• Noto Peninsula Earthquake

Most Noto Quake Victims Don’t Want Secondary Evacuation; Reluctant to Relocate Because of Work, Family Obligations

The Yomiuri Shimbun
Debris is removed from a road in Suzu, Ishikawa Prefecture, on Monday.

Over half of the 133 Noto Peninsula Earthquake victims surveyed by The Yomiuri Shimbun said they were unwilling to move to secondary evacuation sites outside the disaster areas, with many of them giving work or family obligations as reasons.

The survey was conducted from Jan. 23 to 26, mainly at evacuation centers in the disaster-hit municipalities of Wajima, Suzu, Nanao, Shika, Noto and Anamizu, all in Ishikawa Prefecture. Of the 133 people surveyed, 21 were interviewed at secondary evacuation sites or relatives’ homes where they were staying, which included locations in other prefectures.

To prevent disaster-related deaths among evacuees, the Ishikawa prefectural government has secured hotels and other secondary evacuation sites in and outside the prefecture and is encouraging evacuees staying at primary evacuation centers, such as schools, to relocate.

The number of evacuees peaked at more than 30,000, and about 4,000 have moved to secondary sites.

When asked about secondary evacuation in the survey, only 32 respondents, or 24%, answered that they were either willing to relocate, have applied for relocation or have already relocated.

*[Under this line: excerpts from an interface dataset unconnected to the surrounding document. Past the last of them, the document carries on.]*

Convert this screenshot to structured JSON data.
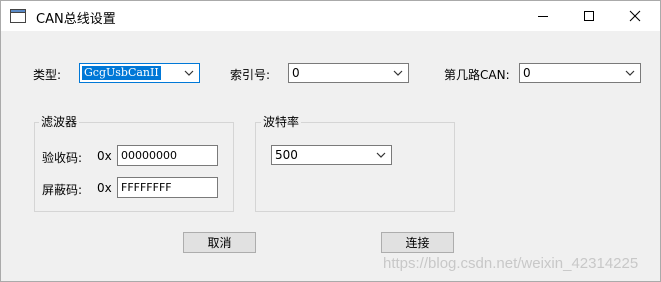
{
  "window": {
    "title": "CAN总线设置"
  },
  "fields": {
    "type": {
      "label": "类型:",
      "value": "GcgUsbCanII"
    },
    "index": {
      "label": "索引号:",
      "value": "0"
    },
    "channel": {
      "label": "第几路CAN:",
      "value": "0"
    }
  },
  "filter": {
    "title": "滤波器",
    "acc_code": {
      "label": "验收码:",
      "prefix": "0x",
      "value": "00000000"
    },
    "mask_code": {
      "label": "屏蔽码:",
      "prefix": "0x",
      "value": "FFFFFFFF"
    }
  },
  "baud": {
    "title": "波特率",
    "value": "500"
  },
  "buttons": {
    "cancel": "取消",
    "connect": "连接"
  },
  "watermark": "https://blog.csdn.net/weixin_42314225"
}
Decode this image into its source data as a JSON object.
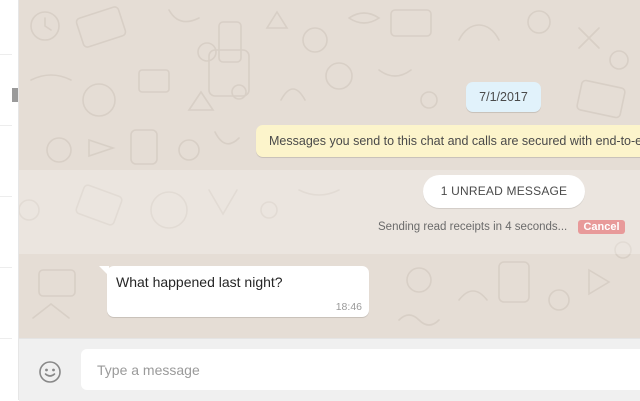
{
  "chat": {
    "date_chip": "7/1/2017",
    "encryption_notice": "Messages you send to this chat and calls are secured with end-to-end encryption.",
    "unread_label": "1 UNREAD MESSAGE",
    "receipts_text": "Sending read receipts in 4 seconds...",
    "cancel_label": "Cancel",
    "messages": [
      {
        "text": "What happened last night?",
        "time": "18:46",
        "direction": "incoming"
      }
    ]
  },
  "compose": {
    "placeholder": "Type a message",
    "emoji_icon": "smiley-icon"
  },
  "colors": {
    "chat_bg": "#e5ddd5",
    "date_chip_bg": "#e1f2fb",
    "encryption_bg": "#fcf4cb",
    "cancel_bg": "#e89a9a",
    "compose_bg": "#f0f0f0"
  }
}
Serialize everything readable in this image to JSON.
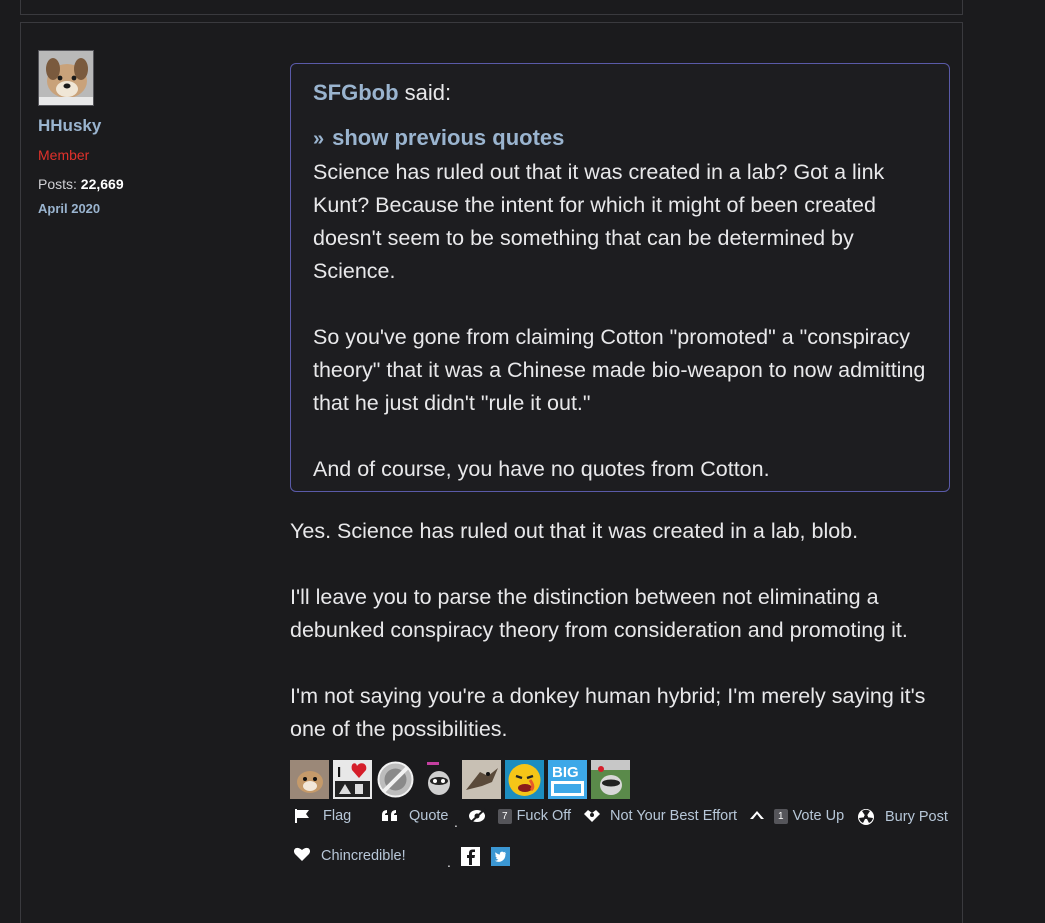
{
  "user": {
    "name": "HHusky",
    "role": "Member",
    "posts_label": "Posts:",
    "posts_count": "22,669",
    "joined": "April 2020"
  },
  "quote": {
    "author": "SFGbob",
    "said": " said:",
    "show_previous": "show previous quotes",
    "paragraphs": [
      "Science has ruled out that it was created in a lab? Got a link Kunt? Because the intent for which it might of been created doesn't seem to be something that can be determined by Science.",
      "So you've gone from claiming Cotton \"promoted\" a \"conspiracy theory\" that it was a Chinese made bio-weapon to now admitting that he just didn't \"rule it out.\"",
      "And of course, you have no quotes from Cotton."
    ]
  },
  "reply": {
    "paragraphs": [
      "Yes. Science has ruled out that it was created in a lab, blob.",
      "I'll leave you to parse the distinction between not eliminating a debunked conspiracy theory from consideration and promoting it.",
      "I'm not saying you're a donkey human hybrid; I'm merely saying it's one of the possibilities."
    ]
  },
  "reactions": [
    {
      "icon": "dog-reaction-icon",
      "text": ""
    },
    {
      "icon": "i-heart-reaction-icon",
      "text": "I"
    },
    {
      "icon": "no-symbol-reaction-icon",
      "text": ""
    },
    {
      "icon": "raccoon-reaction-icon",
      "text": ""
    },
    {
      "icon": "bird-reaction-icon",
      "text": ""
    },
    {
      "icon": "sad-face-reaction-icon",
      "text": ""
    },
    {
      "icon": "big-reaction-icon",
      "text": "BIG"
    },
    {
      "icon": "raccoon-flag-reaction-icon",
      "text": ""
    }
  ],
  "actions": {
    "flag": "Flag",
    "quote": "Quote",
    "fuck_off_count": "7",
    "fuck_off": "Fuck Off",
    "not_best_effort": "Not Your Best Effort",
    "vote_up_count": "1",
    "vote_up": "Vote Up",
    "bury_post": "Bury Post",
    "chincredible": "Chincredible!"
  },
  "colors": {
    "background": "#1b1b1d",
    "link": "#9ab4cf",
    "member_role": "#e0312b",
    "quote_border": "#5a5aa8"
  }
}
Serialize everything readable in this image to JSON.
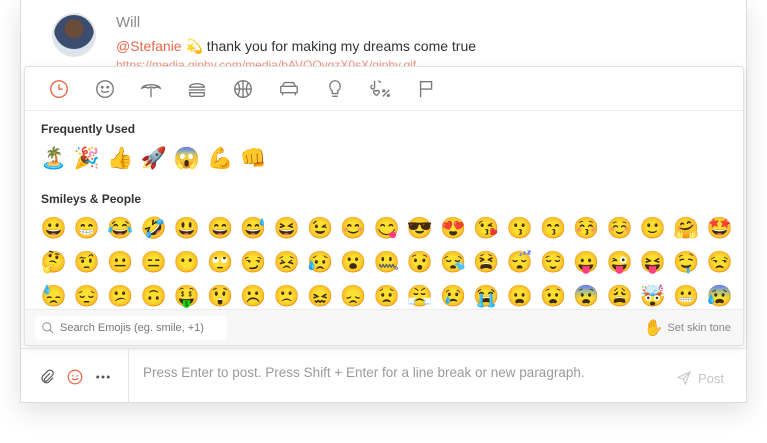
{
  "message": {
    "author": "Will",
    "mention": "@Stefanie",
    "mention_emoji": "💫",
    "text": " thank you for making my dreams come true",
    "link": "https://media.giphy.com/media/bAVQQvgzX0sX/giphy.gif"
  },
  "picker": {
    "categories": [
      "clock-icon",
      "smiley-icon",
      "nature-icon",
      "food-icon",
      "activity-icon",
      "travel-icon",
      "objects-icon",
      "symbols-icon",
      "flags-icon"
    ],
    "frequent_title": "Frequently Used",
    "frequent": [
      "🏝️",
      "🎉",
      "👍",
      "🚀",
      "😱",
      "💪",
      "👊"
    ],
    "smileys_title": "Smileys & People",
    "smileys_row1": [
      "😀",
      "😁",
      "😂",
      "🤣",
      "😃",
      "😄",
      "😅",
      "😆",
      "😉",
      "😊",
      "😋",
      "😎",
      "😍",
      "😘",
      "😗",
      "😙",
      "😚",
      "☺️",
      "🙂",
      "🤗",
      "🤩"
    ],
    "smileys_row2": [
      "🤔",
      "🤨",
      "😐",
      "😑",
      "😶",
      "🙄",
      "😏",
      "😣",
      "😥",
      "😮",
      "🤐",
      "😯",
      "😪",
      "😫",
      "😴",
      "😌",
      "😛",
      "😜",
      "😝",
      "🤤",
      "😒"
    ],
    "smileys_row3": [
      "😓",
      "😔",
      "😕",
      "🙃",
      "🤑",
      "😲",
      "☹️",
      "🙁",
      "😖",
      "😞",
      "😟",
      "😤",
      "😢",
      "😭",
      "😦",
      "😧",
      "😨",
      "😩",
      "🤯",
      "😬",
      "😰"
    ],
    "search_placeholder": "Search Emojis (eg. smile, +1)",
    "skin_label": "Set skin tone",
    "skin_emoji": "✋"
  },
  "composer": {
    "placeholder": "Press Enter to post. Press Shift + Enter for a line break or new paragraph.",
    "post_label": "Post"
  },
  "colors": {
    "accent": "#e8684a",
    "border": "#e4e4e4"
  }
}
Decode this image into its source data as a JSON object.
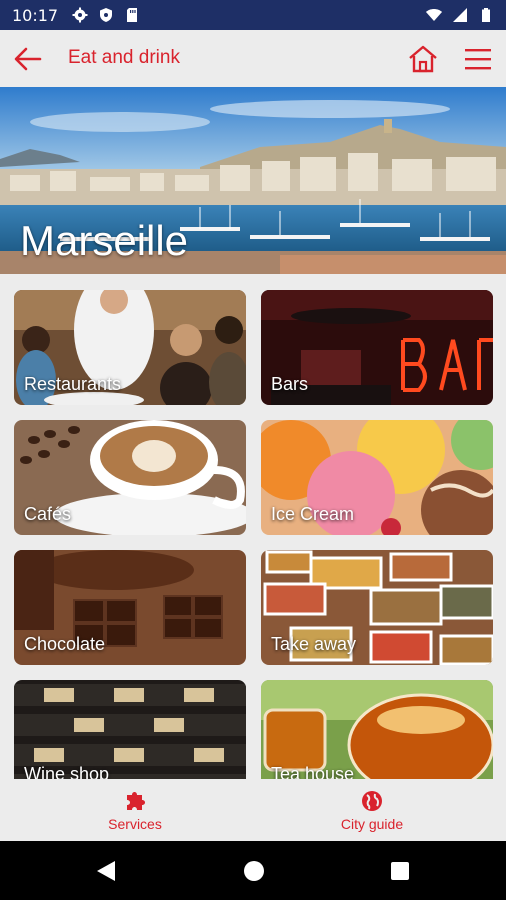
{
  "status_bar": {
    "time": "10:17"
  },
  "app_bar": {
    "title": "Eat and drink"
  },
  "hero": {
    "city": "Marseille"
  },
  "categories": [
    {
      "label": "Restaurants",
      "color": "#7a5a3c"
    },
    {
      "label": "Bars",
      "color": "#3a1010"
    },
    {
      "label": "Cafés",
      "color": "#7d5638"
    },
    {
      "label": "Ice Cream",
      "color": "#e89a7a"
    },
    {
      "label": "Chocolate",
      "color": "#5a3420"
    },
    {
      "label": "Take away",
      "color": "#8a5a3a"
    },
    {
      "label": "Wine shop",
      "color": "#2a2420"
    },
    {
      "label": "Tea house",
      "color": "#9c5a14"
    }
  ],
  "bottom_nav": {
    "services": "Services",
    "city_guide": "City guide"
  },
  "theme": {
    "accent": "#d9232d",
    "status_bar_bg": "#1e2f66"
  }
}
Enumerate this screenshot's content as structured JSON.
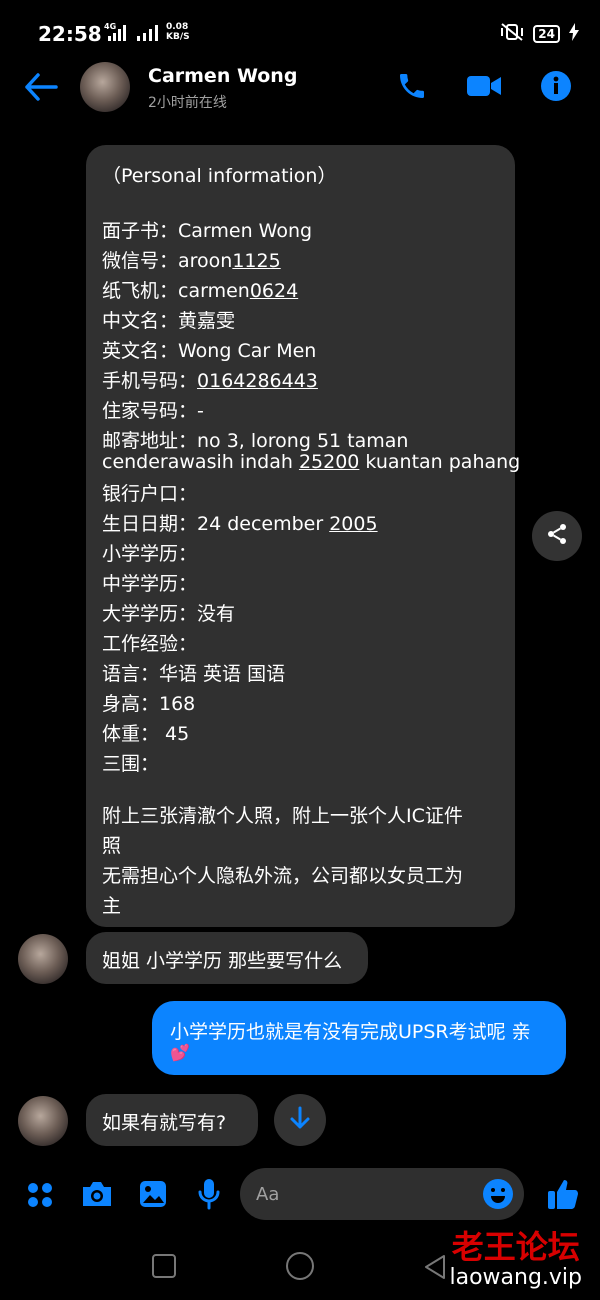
{
  "status_bar": {
    "time": "22:58",
    "network": "4G",
    "speed_value": "0.08",
    "speed_unit": "KB/S",
    "battery": "24"
  },
  "header": {
    "name": "Carmen Wong",
    "status": "2小时前在线"
  },
  "info_message": {
    "title": "（Personal information）",
    "lines": [
      "面子书：Carmen Wong",
      "微信号：aroon1125",
      "纸飞机：carmen0624",
      "中文名：黄嘉雯",
      "英文名：Wong Car Men",
      "手机号码：0164286443",
      "住家号码：-",
      "邮寄地址：no 3, lorong 51 taman",
      "cenderawasih indah 25200 kuantan pahang",
      "银行户口：",
      "生日日期：24 december 2005",
      "小学学历：",
      "中学学历：",
      "大学学历：没有",
      "工作经验：",
      "语言：华语 英语 国语",
      "身高：168",
      "体重： 45",
      "三围："
    ],
    "note_lines": [
      "附上三张清澈个人照，附上一张个人IC证件",
      "照",
      "无需担心个人隐私外流，公司都以女员工为",
      "主"
    ]
  },
  "messages": {
    "incoming_1": "姐姐 小学学历 那些要写什么",
    "outgoing_1": "小学学历也就是有没有完成UPSR考试呢 亲",
    "outgoing_1_emoji": "💕",
    "incoming_2": "如果有就写有?"
  },
  "composer": {
    "placeholder": "Aa"
  },
  "watermark": {
    "name": "老王论坛",
    "url": "laowang.vip"
  },
  "colors": {
    "accent": "#0c84ff",
    "bubble_in": "#303030",
    "background": "#000000",
    "watermark": "#d80000"
  }
}
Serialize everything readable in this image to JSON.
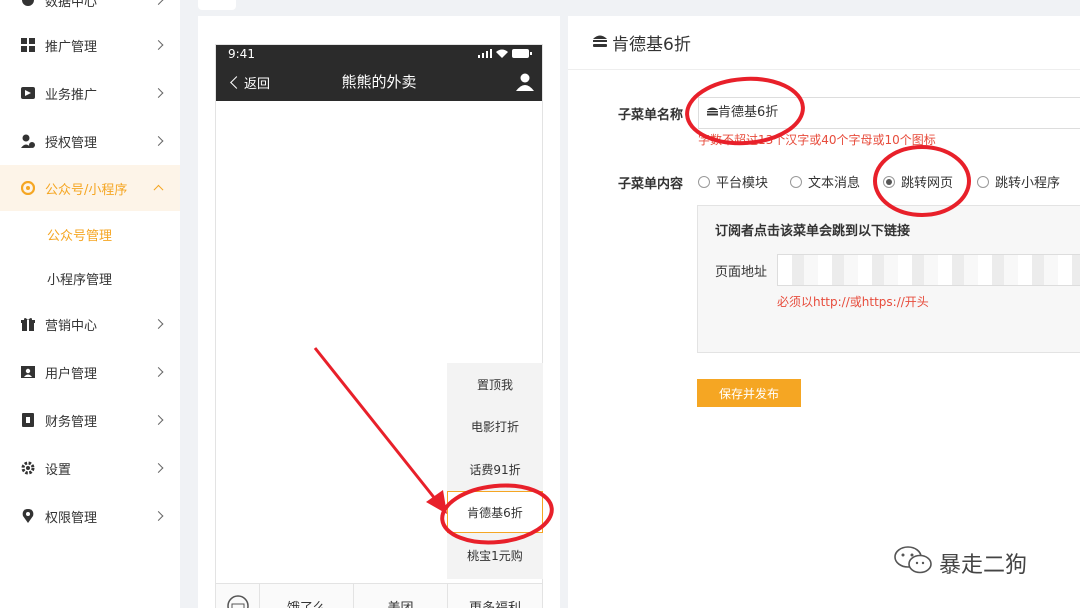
{
  "sidebar": {
    "items": [
      {
        "label": "数据中心"
      },
      {
        "label": "推广管理"
      },
      {
        "label": "业务推广"
      },
      {
        "label": "授权管理"
      },
      {
        "label": "公众号/小程序"
      },
      {
        "label": "营销中心"
      },
      {
        "label": "用户管理"
      },
      {
        "label": "财务管理"
      },
      {
        "label": "设置"
      },
      {
        "label": "权限管理"
      }
    ],
    "subitems": [
      {
        "label": "公众号管理"
      },
      {
        "label": "小程序管理"
      }
    ]
  },
  "phone": {
    "time": "9:41",
    "back_label": "返回",
    "title": "熊熊的外卖",
    "submenu": [
      {
        "label": "置顶我"
      },
      {
        "label": "电影打折"
      },
      {
        "label": "话费91折"
      },
      {
        "label": "肯德基6折"
      },
      {
        "label": "桃宝1元购"
      }
    ],
    "bottom_menu": [
      {
        "label": "饿了么"
      },
      {
        "label": "美团"
      },
      {
        "label": "更多福利"
      }
    ]
  },
  "form": {
    "title": "肯德基6折",
    "name_label": "子菜单名称",
    "name_value": "肯德基6折",
    "name_hint": "字数不超过13个汉字或40个字母或10个图标",
    "content_label": "子菜单内容",
    "radios": [
      {
        "label": "平台模块",
        "selected": false
      },
      {
        "label": "文本消息",
        "selected": false
      },
      {
        "label": "跳转网页",
        "selected": true
      },
      {
        "label": "跳转小程序",
        "selected": false
      }
    ],
    "link_box_title": "订阅者点击该菜单会跳到以下链接",
    "url_label": "页面地址",
    "url_hint": "必须以http://或https://开头",
    "save_button": "保存并发布"
  },
  "watermark": "暴走二狗",
  "colors": {
    "accent": "#f5a623",
    "annotation_red": "#e8202a",
    "hint_red": "#e74c3c"
  }
}
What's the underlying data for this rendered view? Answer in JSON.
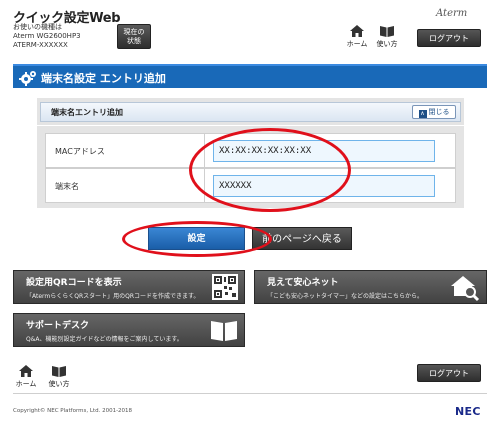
{
  "header": {
    "app_title": "クイック設定Web",
    "model_label": "お使いの機種は",
    "model_name": "Aterm WG2600HP3",
    "device_id": "ATERM-XXXXXX",
    "status_button": [
      "現在の",
      "状態"
    ],
    "brand": "Aterm",
    "home_label": "ホーム",
    "guide_label": "使い方",
    "logout_label": "ログアウト"
  },
  "section": {
    "title": "端末名設定 エントリ追加"
  },
  "panel": {
    "subtitle": "端末名エントリ追加",
    "close_label": "閉じる",
    "fields": [
      {
        "label": "MACアドレス",
        "value": "XX:XX:XX:XX:XX:XX"
      },
      {
        "label": "端末名",
        "value": "XXXXXX"
      }
    ]
  },
  "actions": {
    "set_label": "設定",
    "back_label": "前のページへ戻る"
  },
  "tiles": [
    {
      "title": "設定用QRコードを表示",
      "desc": "「AtermらくらくQRスタート」用のQRコードを作成できます。"
    },
    {
      "title": "見えて安心ネット",
      "desc": "「こども安心ネットタイマー」などの設定はこちらから。"
    },
    {
      "title": "サポートデスク",
      "desc": "Q&A、機能別設定ガイドなどの情報をご案内しています。"
    }
  ],
  "footer": {
    "home_label": "ホーム",
    "guide_label": "使い方",
    "logout_label": "ログアウト",
    "copyright": "Copyright© NEC Platforms, Ltd. 2001-2018",
    "logo": "NEC"
  },
  "colors": {
    "accent_blue": "#1969b8",
    "highlight_red": "#e0101b"
  }
}
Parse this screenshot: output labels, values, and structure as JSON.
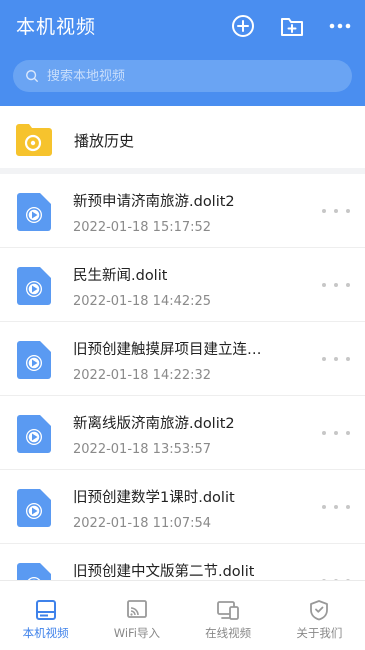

A total of 89 respondents were unwilling to accept secondary evacuation, 21 of whom responded that they “did not feel the need,” and 68 of whom, or 51% of those surveyed, were unwilling to relocate despite feeling the need for it.

When asked to choose reasons for not accepting secondary evacuation, with multiple answers allowed, the most common response was “work,” given by 32 respondents, followed by 14 people choosing “nursing care or child care.” Among the 30 people who picked “other,” some said they felt bad leaving others behind, and some said they wanted to live in familiar surroundings.

The survey also asked about the damage to their homes. Eighteen respondents said their homes had “collapsed,” and 94 said their homes “tilted, or were damaged” by the earthquake. With damage caused by tsunami and other reasons factored in, a total of 121 respondents, or about 90%, said their homes were affected by the disaster.

When asked about problems faced in their daily lives, with multiple answers allowed, 86 respondents, or over 60%, cited “water outage,” followed by “not receiving enough information from the authorities,” chosen by 31 respondents, and “lack of sleep,” picked by 29 respondents.

Since the quake, 23 respondents had experienced staying overnight in their cars. There were 85 respondents who moved from one evacuation site to another, with some moving as many as six times.